-------- EXTRACTED ENTRIES

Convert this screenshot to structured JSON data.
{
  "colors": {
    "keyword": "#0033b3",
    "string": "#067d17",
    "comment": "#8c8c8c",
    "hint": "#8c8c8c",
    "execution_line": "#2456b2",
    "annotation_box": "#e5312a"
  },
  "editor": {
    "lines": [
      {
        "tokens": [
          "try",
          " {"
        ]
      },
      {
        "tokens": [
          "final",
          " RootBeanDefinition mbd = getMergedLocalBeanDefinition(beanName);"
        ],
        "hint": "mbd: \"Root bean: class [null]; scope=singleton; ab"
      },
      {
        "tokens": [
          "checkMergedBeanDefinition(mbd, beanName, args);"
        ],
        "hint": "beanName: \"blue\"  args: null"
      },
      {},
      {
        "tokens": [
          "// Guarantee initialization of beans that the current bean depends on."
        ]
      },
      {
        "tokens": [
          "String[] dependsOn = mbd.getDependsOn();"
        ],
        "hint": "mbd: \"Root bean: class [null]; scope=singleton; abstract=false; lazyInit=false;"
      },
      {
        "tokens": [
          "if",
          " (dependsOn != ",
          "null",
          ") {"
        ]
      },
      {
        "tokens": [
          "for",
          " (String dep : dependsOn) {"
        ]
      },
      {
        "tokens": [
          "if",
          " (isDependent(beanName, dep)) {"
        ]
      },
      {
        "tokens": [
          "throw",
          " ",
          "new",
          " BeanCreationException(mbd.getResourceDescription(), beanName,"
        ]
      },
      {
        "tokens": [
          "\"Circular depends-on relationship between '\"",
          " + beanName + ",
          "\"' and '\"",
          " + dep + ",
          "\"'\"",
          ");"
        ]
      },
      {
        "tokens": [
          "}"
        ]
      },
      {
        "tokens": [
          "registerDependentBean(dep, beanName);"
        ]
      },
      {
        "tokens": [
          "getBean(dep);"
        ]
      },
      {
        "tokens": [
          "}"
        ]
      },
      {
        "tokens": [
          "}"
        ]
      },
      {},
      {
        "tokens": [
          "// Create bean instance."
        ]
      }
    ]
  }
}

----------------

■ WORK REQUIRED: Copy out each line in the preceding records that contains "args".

■ RESPONSE BOX:
          "checkMergedBeanDefinition(mbd, beanName, args);"
        "hint": "beanName: \"blue\"  args: null"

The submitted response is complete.